  • I got it working, but don't understand why. I'd appreciate help in understanding why one change made it work:

    I had been trying DNS Resolver and DNS Forwarder (never at the same time). Each time I made sure I was following the directions in the Netgate documentation to set them up. By default, on DNS Resolver, the "DNS Query Forwarding" is not checked. The Netgate docs for this feature say:

    Enable Forwarding Mode: Controls whether Unbound will query root servers directly (unchecked, disabled) or if queries will be forwarded to the upstream DNS servers defined under System > General or those obtained by DHCP/PPPoE/etc (checked, enabled). Forwarding mode may be enabled if the upstream DNS servers are trusted and also provide DNSSEC support. Forwarding mode is necessary for Multi-WAN configurations unless default gateway switching is enabled.

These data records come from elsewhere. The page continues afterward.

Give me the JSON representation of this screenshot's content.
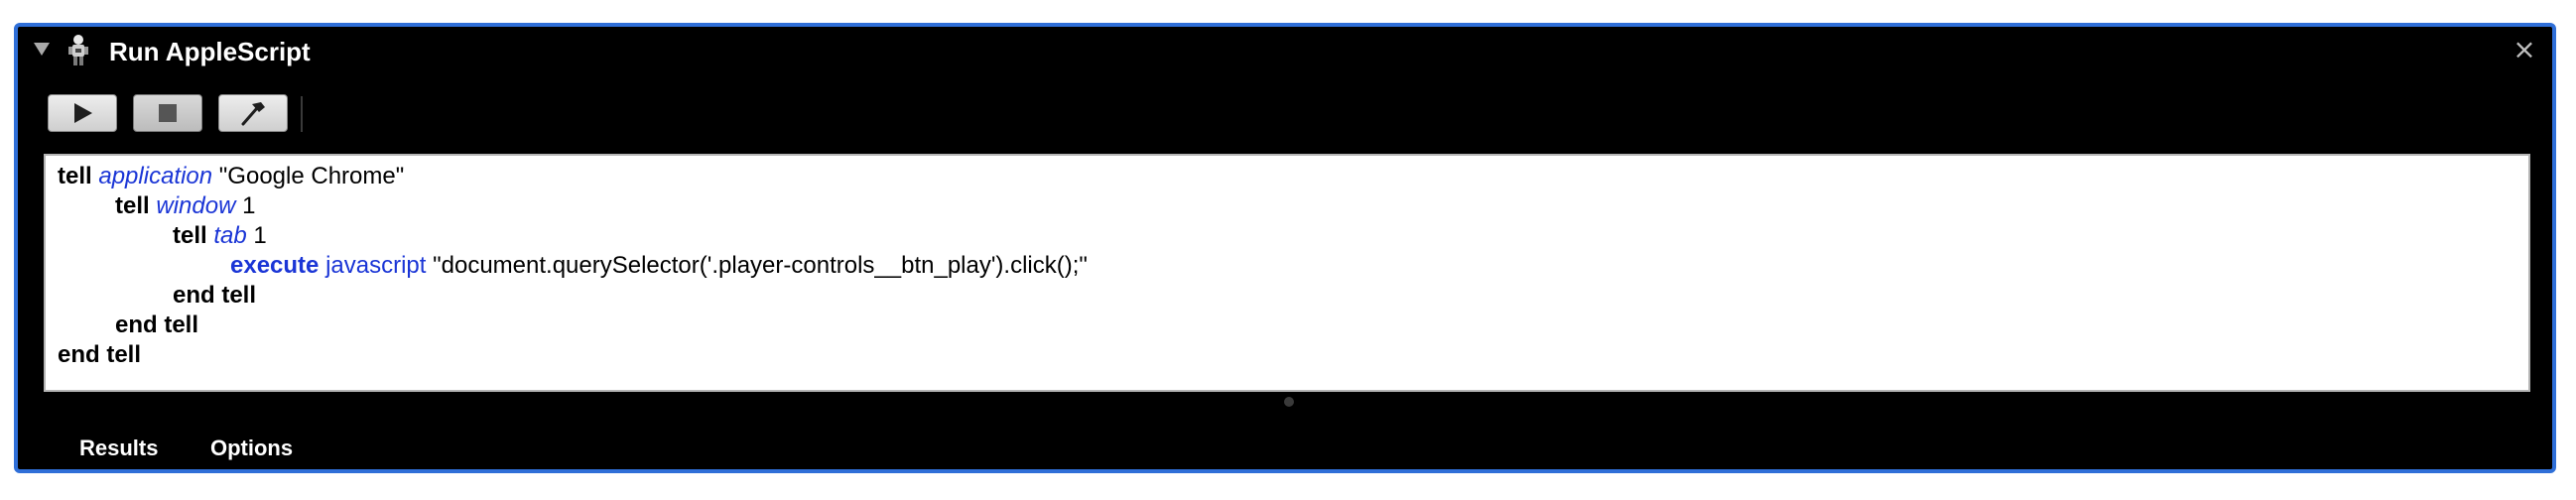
{
  "action": {
    "title": "Run AppleScript",
    "icon": "automator-robot-icon",
    "close_glyph": "×",
    "disclosure_state": "expanded"
  },
  "toolbar": {
    "buttons": [
      {
        "name": "run",
        "icon": "play-icon"
      },
      {
        "name": "stop",
        "icon": "stop-icon"
      },
      {
        "name": "compile",
        "icon": "hammer-icon"
      }
    ]
  },
  "script": {
    "line1": {
      "kw": "tell",
      "cls": "application",
      "str": "\"Google Chrome\""
    },
    "line2": {
      "kw": "tell",
      "cls": "window",
      "num": "1"
    },
    "line3": {
      "kw": "tell",
      "cls": "tab",
      "num": "1"
    },
    "line4": {
      "cmd": "execute",
      "param": "javascript",
      "str": "\"document.querySelector('.player-controls__btn_play').click();\""
    },
    "line5": {
      "kw": "end tell"
    },
    "line6": {
      "kw": "end tell"
    },
    "line7": {
      "kw": "end tell"
    }
  },
  "tabs": {
    "results": "Results",
    "options": "Options"
  },
  "colors": {
    "panel_background": "#000000",
    "panel_border": "#2f6fd8",
    "keyword_blue": "#1a35d6"
  }
}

    I had left this unchecked, since it was unchecked by default when I reset to factory defaults and started over. But, after several attempts to get the Resolver working, I checked it, saved, and applied. No joy. So I went to Settings/General and added 8.8.8.8 for DNS, saved and applied and it worked.

    Why is it that this wouldn't work unless I specifically added the name server? And why is this unchecked by default?



  • @TangoOversway said in I Think This is a DNS Issue...:

    And why is this unchecked by default?

    Because, by default, The Internet works just fine without Google's DNS servers like 8.8.8.8.
    The default Resolver settings work out of the box.
    Your DNS not working 'out of the box' indicate a networking problem.

    8.8.8.8 is needed if you have to communicate all your private DNS searches over to Google.



  • @Gertjan

    @Gertjan said in I Think This is a DNS Issue...:

    @TangoOversway said in I Think This is a DNS Issue...:

    And why is this unchecked by default?

    Because, by default, The Internet works just fine without Google's DNS servers like 8.8.8.8.
    The default Resolver settings work out of the box.
    Your DNS not working 'out of the box' indicate a networking problem.

    Can you give me ideas for what to look for? Could it be that the ISP router is reading requests from the DNS Resolver to the internet? My Netgate SG-1100 is the only thing I have on my LAN that is supposed to be handling stuff like that. I don't use the wifi on the internet router, other than for testing, so would turning off all DNS functions on that router be a good idea?

    8.8.8.8 is needed if you have to communicate all your private DNS searches over to Google.

    So if have the domain rivendell.me on my LAN, and I do ping bagend.rivendell.me on one computer, is that forwarded to 8.8.8.8 in this situation? Or does pfSense see that's in its own domain and resolve it there?


  • Netgate Administrator

    If you have enabled DNS forwarding the query is forwarded to whatever DNS servers are defined on the system. That's whatever is in System > General and whatever your ISP is handing you via DHCP, if you have that enabled.

    Did you actually at any time see anything fail to resolve? The issues you're describing, parts of websites not loading, things not responding to ping, may not be DNS issues at all.

    Steve



  • @stephenw10 said in I Think This is a DNS Issue...:

    If you have enabled DNS forwarding the query is forwarded to whatever DNS servers are defined on the system. That's whatever is in System > General and whatever your ISP is handing you via DHCP, if you have that enabled.

    But it handles it if it can, then forwards what it can't, right? So if it's linked to the DHCP server and can resolve the request there, then it doesn't forward it?

    Did you actually at any time see anything fail to resolve? The issues you're describing, parts of websites not loading, things not responding to ping, may not be DNS issues at all.

    Yes. There were times I would get no resolution for host or nslookup or ping. Other times host and nslookup would work but ping would not find the domain or machine. I had times where I'd have that issue within my LAN and times when I'd have it outside of my LAN.


  • Netgate Administrator

    Yes it will return anything that's defined locally directly. So host overrides and dhcp leases if you have that enabled.

    Steve


Log in to reply